The Spirit of Fear
“Wow, that scares me to death but please connect me,” I replied when I was invited to connect with a new group that would “unapologetically advocate for women’s ordination in the Mormon church.” That group became Ordain Women.
Openly advocating for women’s ordination breaks a taboo that has been prevalent even among Mormon feminists. My first, reflexive feeling about it was fear of censure and discipline. Almost immediately thereafter, a scripture came to my mind:
“God hath not given us the spirit of fear; but of power, and of love, and of a sound mind.” (2 Timothy 1:7)
Why do I fear the people I love? Why do I fear the church I love? Why do I feel powerless to speak my truth? God didn’t give me the spirit of fear. God didn’t make me powerless. God gave me power and love and a sound mind.
When I look at this issue with a sound mind instead of fear, it makes perfect sense to address the root of gender inequality in the church. As long as women are only auxiliary to the priesthood, inequitable policies, practices and norms will persist. I can continue addressing each of these small and great inequities one by one, but why shouldn’t I say what I mean and ask directly for what I believe is right? I believe women and men should be treated as equals and given equal opportunities, not that the church should discriminate slightly less against women. By actually saying what I mean and asking for what I believe to be right, I am using the spirit of power, love and sound mind that God has given me.
At a recent business conference, I saw a playful video replicating the Solomon Asch Experiment. Students in a classroom were asked a simple question. All but one of the students were actors who gave the same, incorrect answer. The only remaining student repeated the wrong answer although it was apparent that she didn’t believe it was right. This pattern repeated itself again and again. A few brave souls did reply correctly, but their faces blushed with shame when they said the obvious truth.
Then the researchers changed the experiment. One actor in the room—just one—said “I see this differently” and gave the correct answer. All of the other actors continued to say the same wrong answer as before. Yet, when her turn came, that final student confidently said what she knew to be right. She spoke the truth.
At this point I started to cry. At work. With all my colleagues surrounding me, laughing at this silly video.
I was imagining myself surrounded by people reciting the most beloved Mormon platitudes about women and the priesthood:
- “Men and women are equal in the church.”
- “Men and women have separate but equal roles.”
- “All of the blessings of the priesthood are available to women.”
- “Women don’t need the priesthood because they have influence/motherhood/spiritual superiority/husbands.”
- “Women lead their own organization.”
- “Women have as much say as men in the councils of the church.”
- “It doesn’t matter who holds the umbrella.”
- “Women don’t want priesthood authority.”
These platitudes would be reassuring if they weren’t so obviously untrue.
It is time for me to honor the sound mind God has given me. It is time to think straight about women and the priesthood instead of reciting soothing falsehoods. I am ready to speak the truth as I see it. On October 5, I will be among women attending Priesthood Session of General Conference, presenting ourselves to church leadership as prospective Elders.

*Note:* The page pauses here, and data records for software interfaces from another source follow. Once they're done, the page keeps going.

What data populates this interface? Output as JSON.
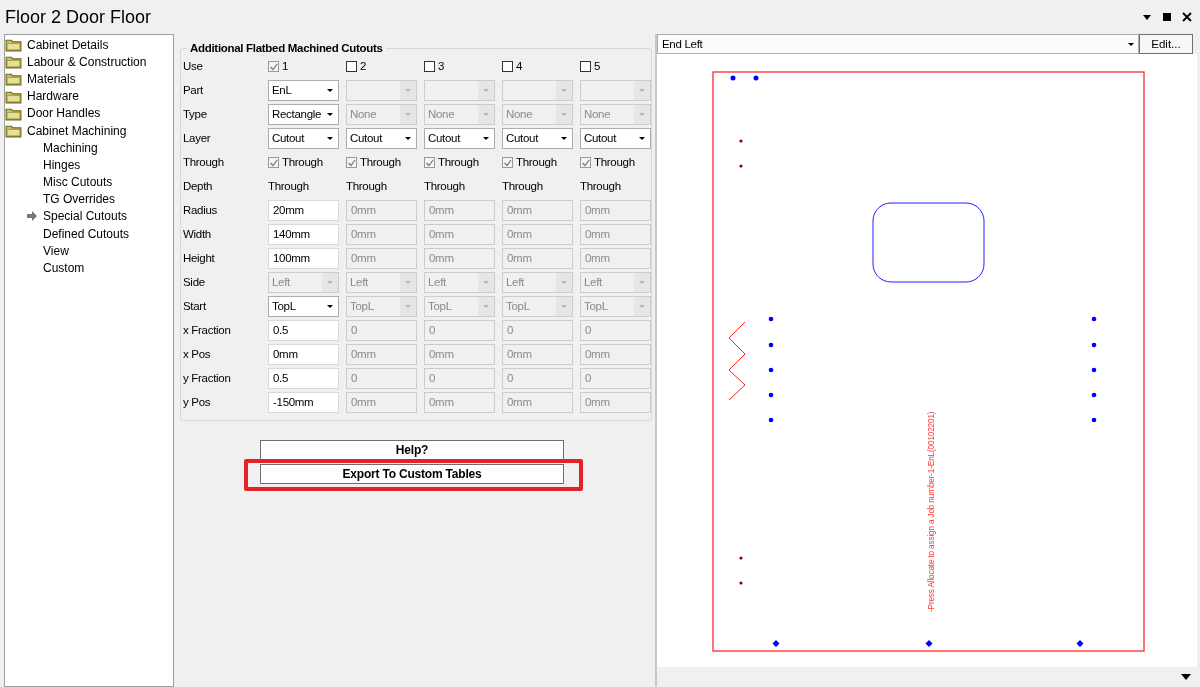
{
  "window": {
    "title": "Floor 2 Door Floor"
  },
  "sidebar": {
    "items": [
      {
        "label": "Cabinet Details",
        "kind": "folder",
        "selected": false
      },
      {
        "label": "Labour & Construction",
        "kind": "folder",
        "selected": false
      },
      {
        "label": "Materials",
        "kind": "folder",
        "selected": false
      },
      {
        "label": "Hardware",
        "kind": "folder",
        "selected": false
      },
      {
        "label": "Door Handles",
        "kind": "folder",
        "selected": false
      },
      {
        "label": "Cabinet Machining",
        "kind": "folder",
        "selected": false,
        "children": [
          {
            "label": "Machining",
            "kind": "page",
            "selected": false
          },
          {
            "label": "Hinges",
            "kind": "page",
            "selected": false
          },
          {
            "label": "Misc Cutouts",
            "kind": "page",
            "selected": false
          },
          {
            "label": "TG Overrides",
            "kind": "page",
            "selected": false
          },
          {
            "label": "Special Cutouts",
            "kind": "page",
            "selected": true
          },
          {
            "label": "Defined Cutouts",
            "kind": "page",
            "selected": false
          },
          {
            "label": "View",
            "kind": "page",
            "selected": false
          },
          {
            "label": "Custom",
            "kind": "page",
            "selected": false
          }
        ]
      }
    ]
  },
  "cutouts": {
    "title": "Additional Flatbed Machined Cutouts",
    "rows": [
      {
        "label": "Use",
        "kind": "check",
        "cells": [
          {
            "label": "1",
            "checked": true,
            "disabled": true
          },
          {
            "label": "2",
            "checked": false,
            "disabled": false
          },
          {
            "label": "3",
            "checked": false,
            "disabled": false
          },
          {
            "label": "4",
            "checked": false,
            "disabled": false
          },
          {
            "label": "5",
            "checked": false,
            "disabled": false
          }
        ]
      },
      {
        "label": "Part",
        "kind": "combo",
        "cells": [
          {
            "value": "EnL",
            "disabled": false
          },
          {
            "disabled": true
          },
          {
            "disabled": true
          },
          {
            "disabled": true
          },
          {
            "disabled": true
          }
        ]
      },
      {
        "label": "Type",
        "kind": "combo",
        "cells": [
          {
            "value": "Rectangle",
            "disabled": false
          },
          {
            "value": "None",
            "disabled": true
          },
          {
            "value": "None",
            "disabled": true
          },
          {
            "value": "None",
            "disabled": true
          },
          {
            "value": "None",
            "disabled": true
          }
        ]
      },
      {
        "label": "Layer",
        "kind": "combo",
        "cells": [
          {
            "value": "Cutout",
            "disabled": false
          },
          {
            "value": "Cutout",
            "disabled": false
          },
          {
            "value": "Cutout",
            "disabled": false
          },
          {
            "value": "Cutout",
            "disabled": false
          },
          {
            "value": "Cutout",
            "disabled": false
          }
        ]
      },
      {
        "label": "Through",
        "kind": "check",
        "cells": [
          {
            "label": "Through",
            "checked": true,
            "disabled": true
          },
          {
            "label": "Through",
            "checked": true,
            "disabled": true
          },
          {
            "label": "Through",
            "checked": true,
            "disabled": true
          },
          {
            "label": "Through",
            "checked": true,
            "disabled": true
          },
          {
            "label": "Through",
            "checked": true,
            "disabled": true
          }
        ]
      },
      {
        "label": "Depth",
        "kind": "text",
        "cells": [
          {
            "value": "Through"
          },
          {
            "value": "Through"
          },
          {
            "value": "Through"
          },
          {
            "value": "Through"
          },
          {
            "value": "Through"
          }
        ]
      },
      {
        "label": "Radius",
        "kind": "field",
        "cells": [
          {
            "value": "20mm",
            "disabled": false
          },
          {
            "value": "0mm",
            "disabled": true
          },
          {
            "value": "0mm",
            "disabled": true
          },
          {
            "value": "0mm",
            "disabled": true
          },
          {
            "value": "0mm",
            "disabled": true
          }
        ]
      },
      {
        "label": "Width",
        "kind": "field",
        "cells": [
          {
            "value": "140mm",
            "disabled": false
          },
          {
            "value": "0mm",
            "disabled": true
          },
          {
            "value": "0mm",
            "disabled": true
          },
          {
            "value": "0mm",
            "disabled": true
          },
          {
            "value": "0mm",
            "disabled": true
          }
        ]
      },
      {
        "label": "Height",
        "kind": "field",
        "cells": [
          {
            "value": "100mm",
            "disabled": false
          },
          {
            "value": "0mm",
            "disabled": true
          },
          {
            "value": "0mm",
            "disabled": true
          },
          {
            "value": "0mm",
            "disabled": true
          },
          {
            "value": "0mm",
            "disabled": true
          }
        ]
      },
      {
        "label": "Side",
        "kind": "combo",
        "cells": [
          {
            "value": "Left",
            "disabled": true
          },
          {
            "value": "Left",
            "disabled": true
          },
          {
            "value": "Left",
            "disabled": true
          },
          {
            "value": "Left",
            "disabled": true
          },
          {
            "value": "Left",
            "disabled": true
          }
        ]
      },
      {
        "label": "Start",
        "kind": "combo",
        "cells": [
          {
            "value": "TopL",
            "disabled": false
          },
          {
            "value": "TopL",
            "disabled": true
          },
          {
            "value": "TopL",
            "disabled": true
          },
          {
            "value": "TopL",
            "disabled": true
          },
          {
            "value": "TopL",
            "disabled": true
          }
        ]
      },
      {
        "label": "x Fraction",
        "kind": "field",
        "cells": [
          {
            "value": "0.5",
            "disabled": false
          },
          {
            "value": "0",
            "disabled": true
          },
          {
            "value": "0",
            "disabled": true
          },
          {
            "value": "0",
            "disabled": true
          },
          {
            "value": "0",
            "disabled": true
          }
        ]
      },
      {
        "label": "x Pos",
        "kind": "field",
        "cells": [
          {
            "value": "0mm",
            "disabled": false
          },
          {
            "value": "0mm",
            "disabled": true
          },
          {
            "value": "0mm",
            "disabled": true
          },
          {
            "value": "0mm",
            "disabled": true
          },
          {
            "value": "0mm",
            "disabled": true
          }
        ]
      },
      {
        "label": "y Fraction",
        "kind": "field",
        "cells": [
          {
            "value": "0.5",
            "disabled": false
          },
          {
            "value": "0",
            "disabled": true
          },
          {
            "value": "0",
            "disabled": true
          },
          {
            "value": "0",
            "disabled": true
          },
          {
            "value": "0",
            "disabled": true
          }
        ]
      },
      {
        "label": "y Pos",
        "kind": "field",
        "cells": [
          {
            "value": "-150mm",
            "disabled": false
          },
          {
            "value": "0mm",
            "disabled": true
          },
          {
            "value": "0mm",
            "disabled": true
          },
          {
            "value": "0mm",
            "disabled": true
          },
          {
            "value": "0mm",
            "disabled": true
          }
        ]
      }
    ]
  },
  "buttons": [
    {
      "label": "Help?",
      "highlighted": false
    },
    {
      "label": "Export To Custom Tables",
      "highlighted": true
    }
  ],
  "preview": {
    "view": "End Left",
    "edit_button": "Edit...",
    "job_label": "-Press Allocate to assign a Job number-1-EnL(00102201)"
  }
}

My presence at Priesthood Session will be my way of saying, “I see this differently. I see that women are not equal to men in the church. I see that we lack the blessings of priesthood service. I see that our contributions are limited by our auxiliary status. I see that when only men hold the umbrella, women are overlooked and misunderstood. I know that many women want priesthood authority. I am one of them.”
Making such a bold statement in person, instead of within the safe, semi-anonymous void of the Internet, is scary for me. But God didn’t give me the spirit of fear.
Women will come to Priesthood Session in the spirit of power and love that God has given us. We will not protest. If admitted, we will reverently enjoy the session. If barred, we will peacefully leave. I hope great masses of women join me there, but even if I am one of only a few, I pray that I can make as much impact as that solitary person who paved the way for others to speak the truth by saying, “I see this differently.”